Mrs. Merkel gave us four or five submarines. They gave us arms without money.

Look, they came and asked me to participate in a sort of symposium about Einstein. I thought that Einstein was not just a great scientist, but a really wise man. Because he came to the conclusion that we exist in relativity. The opposite to relativity is actually tyranny.

I don’t believe that we can achieve perfection. But I do believe that the attempt to achieve perfection is part of perfection. I’m not sure that we shall achieve it, but I am sure we have to try.

I was born in 1967, which means that I will be 50 years old next year. It’s will also be the 50th anniversary of Israel’s victory in the Six Day War, and the 50th year of the occupation. These two events, one representing, in common memory, the salvation of Jewish people, of the Jewish State—

The Six Day War?

The state could have been wiped out. Instead, a great victory was won. It was also the beginning of Jews becoming rulers over another people. Is it right to call something that’s already half-a-century old temporary? I suppose that I am only temporary, and so are you. But we feel it otherwise.

I am not sure that the Six Day War was a great victory. I am sure that we committed a mistake by not converting the victory into peace. As a result, we had the Yom Kippur War. So it’s not if you enter the war, but how do you conclude the war. And even if you are a winner in the beginning, you may become a little bit drunk.

Say more.

You cannot take history in pieces. It’s consequential. And clearly, I thought that I had my own ideas about the war, which I don’t want to go into.

Don’t forget that at that time, the rumor was that Israel already has the thing we talked about earlier. And in the Yom Kippur War, Sadat said they didn’t want to come to Israel. Their goal was to arrive in the middle of Zion. Why?

Whether we have it, we don’t have it, is another matter. But the Arabs were sure we had it. And that helped us in the Yom Kippur War.

Yeah. Sadat stopped on purpose; it was a public maneuver.

Yessir. And I want to tell you a few words: The occupation is a mistake. I believe that is basic. The foundation of the Jewish existence is morality. More than power. Not morality as a talking point, but morality in fact. And I think what is moral is reasonable. I think the wisest thing in life is to be an honest man. And by the way, it doesn’t cost money, you know?

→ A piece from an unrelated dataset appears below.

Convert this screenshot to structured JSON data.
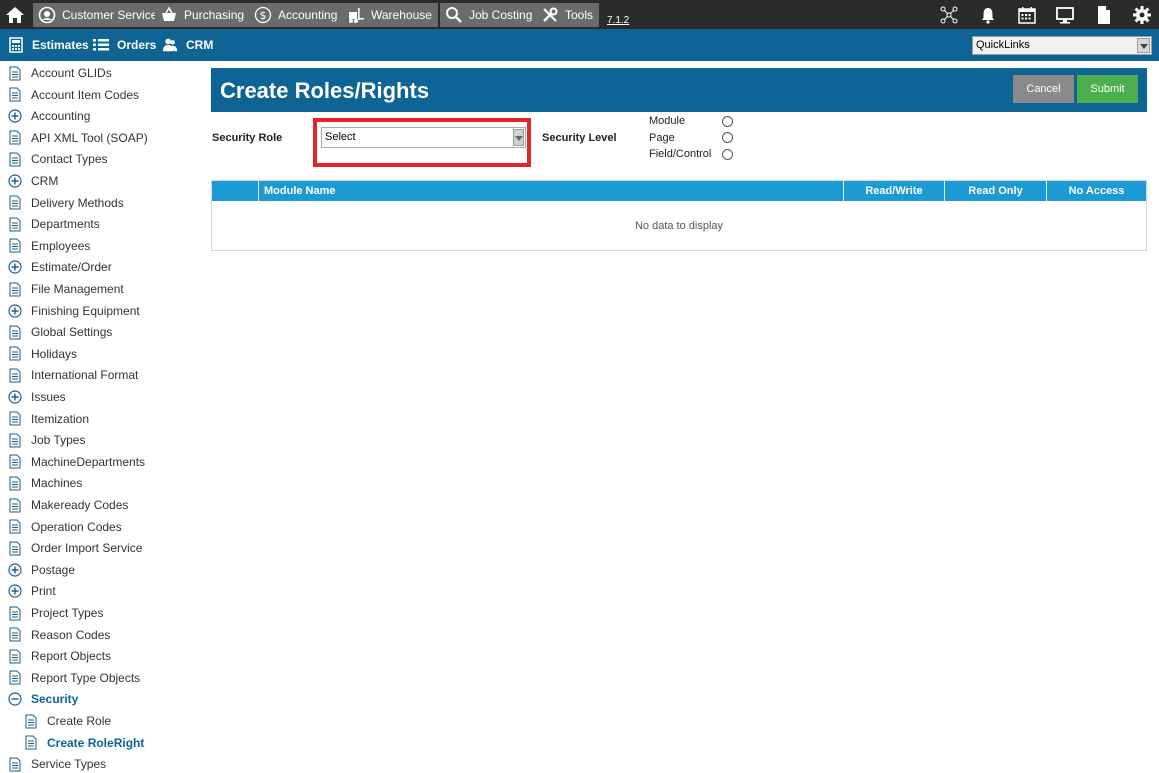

Sometimes it costs money.

Better to spend money on that than to spend money and sit in prison.

I thought that as a result of the Six Day War, we should have tried to make peace.

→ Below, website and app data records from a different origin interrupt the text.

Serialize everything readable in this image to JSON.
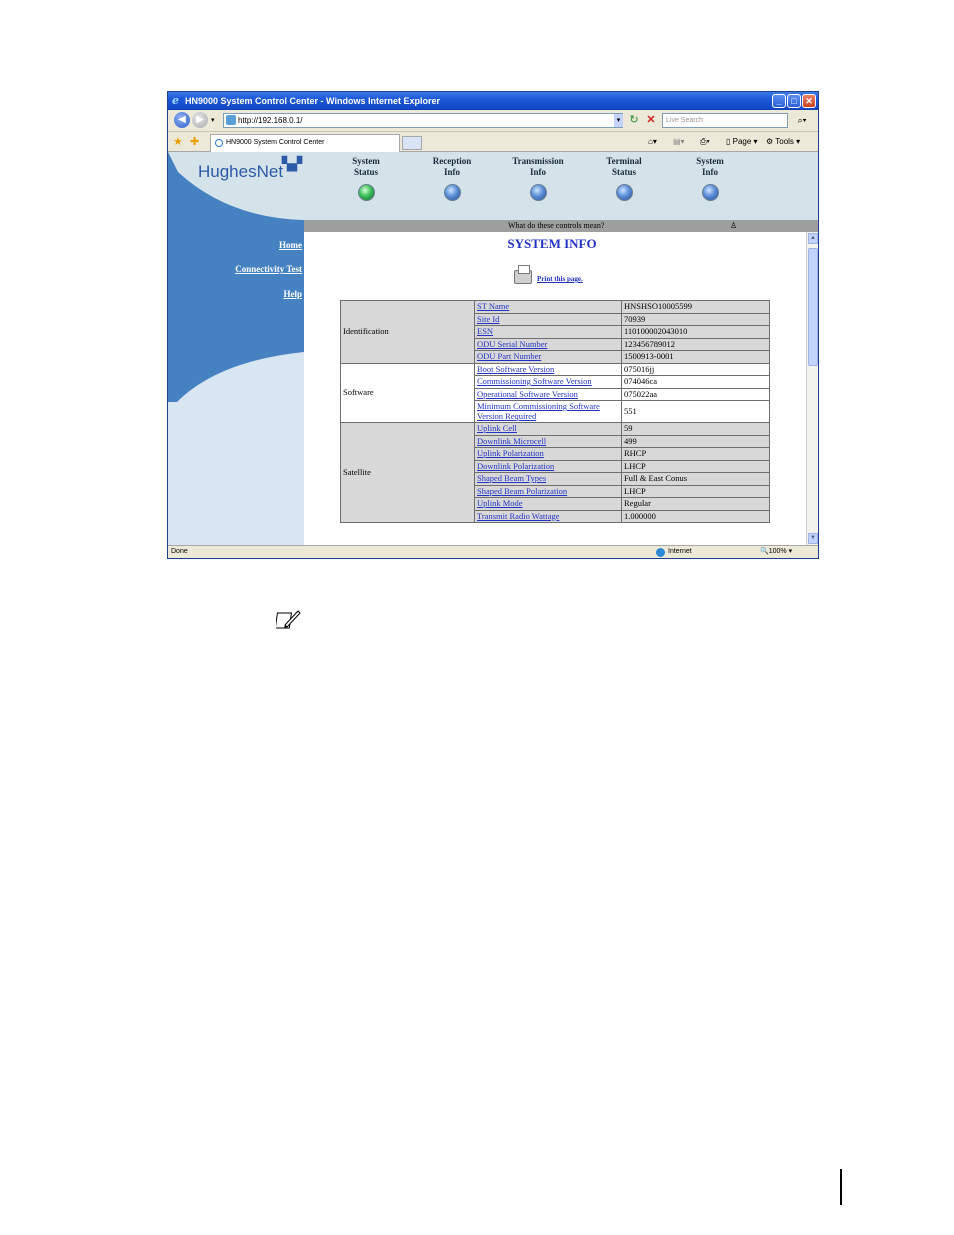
{
  "browser": {
    "title": "HN9000 System Control Center - Windows Internet Explorer",
    "address": "http://192.168.0.1/",
    "search_placeholder": "Live Search",
    "tab_label": "HN9000 System Control Center",
    "toolbar": {
      "page": "Page",
      "tools": "Tools"
    },
    "status": "Done",
    "zone": "Internet",
    "zoom": "100%"
  },
  "site": {
    "logo": "HughesNet",
    "nav_status": [
      {
        "line1": "System",
        "line2": "Status",
        "state": "green"
      },
      {
        "line1": "Reception",
        "line2": "Info",
        "state": "blue"
      },
      {
        "line1": "Transmission",
        "line2": "Info",
        "state": "blue"
      },
      {
        "line1": "Terminal",
        "line2": "Status",
        "state": "blue"
      },
      {
        "line1": "System",
        "line2": "Info",
        "state": "blue"
      }
    ],
    "controls_question": "What do these controls mean?",
    "side_links": [
      "Home",
      "Connectivity Test",
      "Help"
    ],
    "page_title": "SYSTEM INFO",
    "print_link": "Print this page."
  },
  "table": {
    "groups": [
      {
        "name": "Identification",
        "rows": [
          {
            "label": "ST Name",
            "value": "HNSHSO10005599"
          },
          {
            "label": "Site Id",
            "value": "70939"
          },
          {
            "label": "ESN",
            "value": "110100002043010"
          },
          {
            "label": "ODU Serial Number",
            "value": "123456789012"
          },
          {
            "label": "ODU Part Number",
            "value": "1500913-0001"
          }
        ]
      },
      {
        "name": "Software",
        "rows": [
          {
            "label": "Boot Software Version",
            "value": "075016jj"
          },
          {
            "label": "Commissioning Software Version",
            "value": "074046ca"
          },
          {
            "label": "Operational Software Version",
            "value": "075022aa"
          },
          {
            "label": "Minimum Commissioning Software Version Required",
            "value": "551"
          }
        ]
      },
      {
        "name": "Satellite",
        "rows": [
          {
            "label": "Uplink Cell",
            "value": "59"
          },
          {
            "label": "Downlink Microcell",
            "value": "499"
          },
          {
            "label": "Uplink Polarization",
            "value": "RHCP"
          },
          {
            "label": "Downlink Polarization",
            "value": "LHCP"
          },
          {
            "label": "Shaped Beam Types",
            "value": "Full & East Conus"
          },
          {
            "label": "Shaped Beam Polarization",
            "value": "LHCP"
          },
          {
            "label": "Uplink Mode",
            "value": "Regular"
          },
          {
            "label": "Transmit Radio Wattage",
            "value": "1.000000"
          }
        ]
      }
    ]
  },
  "colors": {
    "sidebar": "#4682c1",
    "link": "#2233c4",
    "header_bg": "#d4e2ea"
  }
}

When I was young, the injustice of the occupation greatly bothered me. It made me angry because I saw an alternative. Now I am bothered because I don’t see one.

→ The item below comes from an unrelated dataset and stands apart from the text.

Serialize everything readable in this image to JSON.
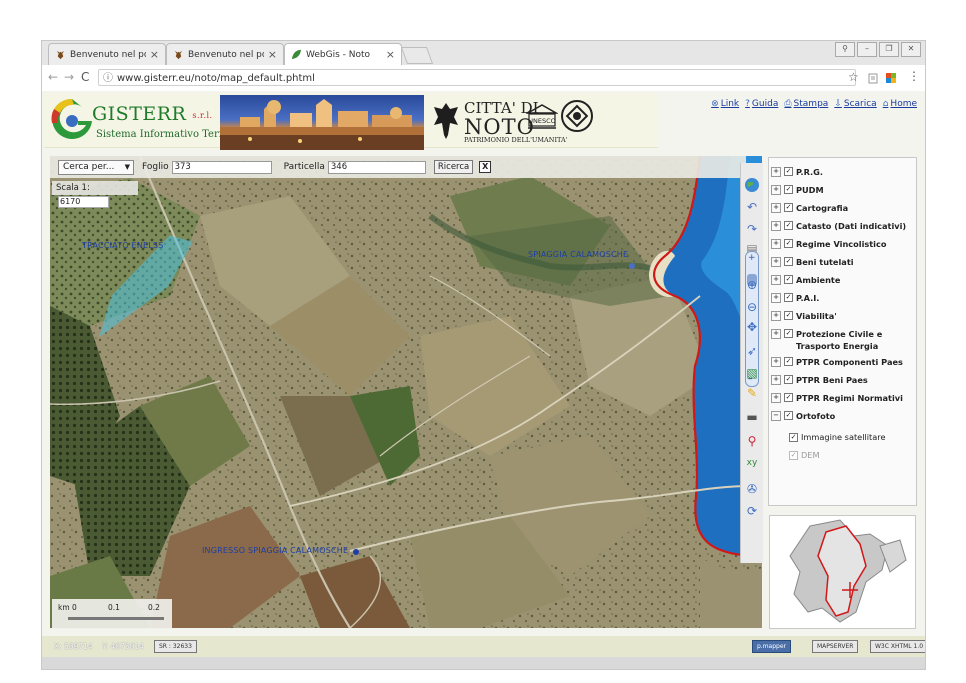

The Six Day War was not aimed to occupy another people. The Arabs tried to kill us. We went to war because we were attacked seven times. Outgunned, outnumbered. So from the point of Jewish justice, it’s not so clear. But I think we would be wise if we would try to transform our victory into the two-state solution.

I think it would have been wise if Yitzhak Shamir had accepted the agreement—

In London?

That you reached in London with King Hussein.

That was the best ever.


Best. To this very day. But I’ll tell you something.

Peres’ aide: Your guest has been waiting for half an hour.

Please finish your sentence. Then you can see the guest who’s been waiting for half an hour.

I want to finish my sentence, yes. The way to peace is not war, and not negotiation. It’s innovation. To be great in science, you don’t have to go to war. You can be a small country in size and a great country in content. And even today, this option exists. And I believe in it. It’s difficult, it may take time, but everything is difficult. I have spent my entire life as a dreamer. And as you said last time, an optimist. I choose to be an optimist.

Yes, it was that phrase that I liked. [Laughs.]

I think to deal with the past is a waste of time. You can’t change it, anyway.


People say, you won’t repeat the same mistakes. So you’ll make new ones.


The past doesn’t need the future, and the future doesn’t need the past.

I know you have one more of those.

Better to dream than to remember.

Shimon Peres died at age 93 on Sept. 28, 2016.

David Samuels is the editor of County Highway, a new American magazine in the form of a 19th-century newspaper. He is Tablet’s literary editor.